When the samples came back from analysis, it was on the unauthorized swipe that aU particles had been found. Natural uranium particles found in some authorized samples were not anthropogenic.
If this account is true—and I know of no reason to think it is not—then one hypothesis is that the senior inspector’s swipe material was already contaminated, either deliberately or by accident, when he arrived at the Dair Alzour site, or it became contaminated when placed in his pocket.
An Unsound Conviction?
All this matters for the following reasons.
During the three years that followed the June 2008 visit to Dair Alzour, Syria proved unable to account for the presence of aU particles at the site. Syrian officials suggested that the particles could have come from munitions used in the Israeli raid, but the IAEA assessed the probability of this to be low and accused Syria of failing to cooperate.
In the end the Director General (DG) concluded in May 2011: “It is very likely that the building destroyed at the Dair Alzour site was a nuclear reactor which should have been declared to the Agency.” As a result, the Board of Governors found Syria non-compliant with its NPT safeguards agreement for “undeclared construction of a nuclear reactor” and “failure to provide design information for the facility in accordance with Code 3.1 of Syria’s Subsidiary Arrangement.”

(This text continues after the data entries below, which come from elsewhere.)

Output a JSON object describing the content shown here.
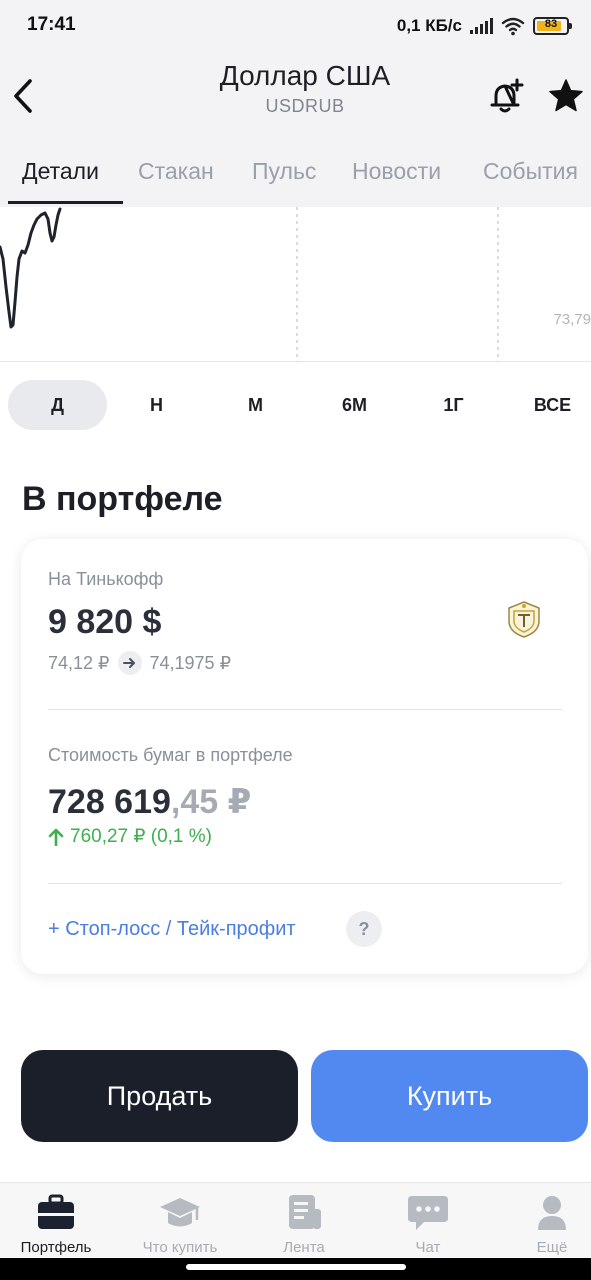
{
  "status_bar": {
    "time": "17:41",
    "speed": "0,1 КБ/с",
    "battery": "83"
  },
  "header": {
    "title": "Доллар США",
    "subtitle": "USDRUB"
  },
  "tabs": [
    {
      "label": "Детали",
      "active": true
    },
    {
      "label": "Стакан",
      "active": false
    },
    {
      "label": "Пульс",
      "active": false
    },
    {
      "label": "Новости",
      "active": false
    },
    {
      "label": "События",
      "active": false
    }
  ],
  "chart": {
    "price_label": "73,79"
  },
  "periods": [
    {
      "label": "Д",
      "active": true
    },
    {
      "label": "Н",
      "active": false
    },
    {
      "label": "М",
      "active": false
    },
    {
      "label": "6М",
      "active": false
    },
    {
      "label": "1Г",
      "active": false
    },
    {
      "label": "ВСЕ",
      "active": false
    }
  ],
  "portfolio": {
    "section_title": "В портфеле",
    "broker_label": "На Тинькофф",
    "amount": "9 820 $",
    "rate_from": "74,12 ₽",
    "rate_to": "74,1975 ₽",
    "value_label": "Стоимость бумаг в портфеле",
    "value_main": "728 619",
    "value_fraction": ",45 ₽",
    "change": "760,27 ₽ (0,1 %)",
    "stoploss_link": "+ Стоп-лосс / Тейк-профит",
    "help": "?"
  },
  "actions": {
    "sell": "Продать",
    "buy": "Купить"
  },
  "bottom_nav": [
    {
      "label": "Портфель",
      "icon": "briefcase-icon",
      "active": true
    },
    {
      "label": "Что купить",
      "icon": "graduation-cap-icon",
      "active": false
    },
    {
      "label": "Лента",
      "icon": "feed-icon",
      "active": false
    },
    {
      "label": "Чат",
      "icon": "chat-icon",
      "active": false
    },
    {
      "label": "Ещё",
      "icon": "profile-icon",
      "active": false
    }
  ],
  "colors": {
    "accent_blue": "#5189f1",
    "dark_button": "#1b1f2a",
    "positive_green": "#3fae4f",
    "battery_yellow": "#f2b21a"
  }
}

The Board’s finding was far from unanimous: 11 out of 35 Board members abstained, and six, including Russia and China, opposed the finding. But the resolution passed and Syria’s non-compliance was subsequently reported to the UN Security Council, as the IAEA statute requires.
Whether at the time of the Israeli raid Syria was in fact under an obligation to declare the reactor depends on whether, by September 2007, Syria had agreed to a change in its safeguarding arrangements (Code 3.1) that required it to declare facilities at the design stage, rather than 180 days before the introduction of nuclear material.
The non-compliance finding implies that this change had been agreed. But this is not stated explicitly in the pertinent IAEA report (GOV/2011/30 of 24 May 2011). If by any chance the change had not been agreed, then the only justification for assuming that nuclear material had been, or was about to be introduced, and that Syria had erred in not declaring the reactor at least 180 days before introduction, was the discovery of aU traces at the site. In which case, grounds for uncertainty as to the origin of those aU traces ought to be sufficient cause for the Board to revisit its non-compliance finding. Above is evidence that grounds for uncertainty exist.
If, on the other hand, the change had been agreed, and Syria’s failure to declare the reactor at the design stage does justify the non-compliance finding, then there is a case for the Board inquiring into the extent to which, in June 2008 at Dair Alzour and subsequently, normal safeguarding procedures were disrespected, as detailed above
In any case, it is a sad reflection on the way we live now that in September 2007 Israel violated the UN Charter, and disregarded UN Security Council Resolution 487, with impunity, whereas Syria received a stiff sentence for a breach of its safeguarding arrangements. The West’s addiction to such double standards is unwise.